↓↓↓

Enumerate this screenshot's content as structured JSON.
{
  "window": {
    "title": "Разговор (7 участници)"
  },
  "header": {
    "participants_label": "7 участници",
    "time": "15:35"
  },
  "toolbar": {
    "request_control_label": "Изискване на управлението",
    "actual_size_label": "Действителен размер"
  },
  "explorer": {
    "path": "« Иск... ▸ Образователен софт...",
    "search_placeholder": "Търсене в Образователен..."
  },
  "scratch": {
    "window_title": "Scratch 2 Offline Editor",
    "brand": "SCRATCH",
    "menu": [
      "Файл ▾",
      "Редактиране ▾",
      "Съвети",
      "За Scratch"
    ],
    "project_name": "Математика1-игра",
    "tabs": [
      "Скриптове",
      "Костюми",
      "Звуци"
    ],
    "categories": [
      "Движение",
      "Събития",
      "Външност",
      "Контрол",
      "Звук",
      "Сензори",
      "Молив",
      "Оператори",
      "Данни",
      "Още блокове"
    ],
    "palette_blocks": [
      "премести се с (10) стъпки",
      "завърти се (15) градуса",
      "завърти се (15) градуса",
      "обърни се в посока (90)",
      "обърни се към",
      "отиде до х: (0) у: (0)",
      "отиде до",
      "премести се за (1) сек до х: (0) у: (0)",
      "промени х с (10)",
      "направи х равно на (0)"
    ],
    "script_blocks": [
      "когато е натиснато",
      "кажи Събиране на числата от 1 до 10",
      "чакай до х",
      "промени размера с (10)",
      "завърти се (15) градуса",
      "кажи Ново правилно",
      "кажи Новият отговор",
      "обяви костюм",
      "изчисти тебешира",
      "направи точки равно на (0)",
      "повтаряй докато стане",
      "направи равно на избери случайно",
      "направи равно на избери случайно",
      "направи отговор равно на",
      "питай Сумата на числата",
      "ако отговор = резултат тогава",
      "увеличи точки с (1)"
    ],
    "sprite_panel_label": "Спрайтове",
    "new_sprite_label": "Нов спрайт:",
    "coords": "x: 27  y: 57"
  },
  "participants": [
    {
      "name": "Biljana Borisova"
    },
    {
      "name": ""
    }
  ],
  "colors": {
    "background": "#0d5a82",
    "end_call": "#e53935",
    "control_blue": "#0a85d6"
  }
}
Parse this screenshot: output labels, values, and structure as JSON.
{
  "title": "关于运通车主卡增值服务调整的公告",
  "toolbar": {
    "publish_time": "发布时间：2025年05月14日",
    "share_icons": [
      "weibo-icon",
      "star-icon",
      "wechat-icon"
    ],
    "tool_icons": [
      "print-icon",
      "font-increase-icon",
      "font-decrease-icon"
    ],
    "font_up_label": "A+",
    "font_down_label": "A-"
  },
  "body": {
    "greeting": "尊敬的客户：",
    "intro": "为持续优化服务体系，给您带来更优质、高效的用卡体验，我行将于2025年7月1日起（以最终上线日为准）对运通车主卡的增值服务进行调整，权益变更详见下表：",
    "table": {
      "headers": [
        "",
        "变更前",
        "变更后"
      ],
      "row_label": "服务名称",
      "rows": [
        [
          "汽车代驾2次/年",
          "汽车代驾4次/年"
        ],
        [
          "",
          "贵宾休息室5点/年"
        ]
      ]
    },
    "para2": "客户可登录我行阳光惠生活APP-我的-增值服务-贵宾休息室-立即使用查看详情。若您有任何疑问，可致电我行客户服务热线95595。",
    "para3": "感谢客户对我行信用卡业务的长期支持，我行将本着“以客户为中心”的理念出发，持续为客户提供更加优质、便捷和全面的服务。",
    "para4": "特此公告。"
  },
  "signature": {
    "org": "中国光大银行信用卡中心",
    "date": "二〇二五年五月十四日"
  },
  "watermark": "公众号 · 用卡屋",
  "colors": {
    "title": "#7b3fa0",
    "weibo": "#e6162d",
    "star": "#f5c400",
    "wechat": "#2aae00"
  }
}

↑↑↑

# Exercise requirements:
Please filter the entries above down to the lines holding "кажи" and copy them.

# Exercise answer:
      "кажи Събиране на числата от 1 до 10",
      "кажи Ново правилно",
      "кажи Новият отговор",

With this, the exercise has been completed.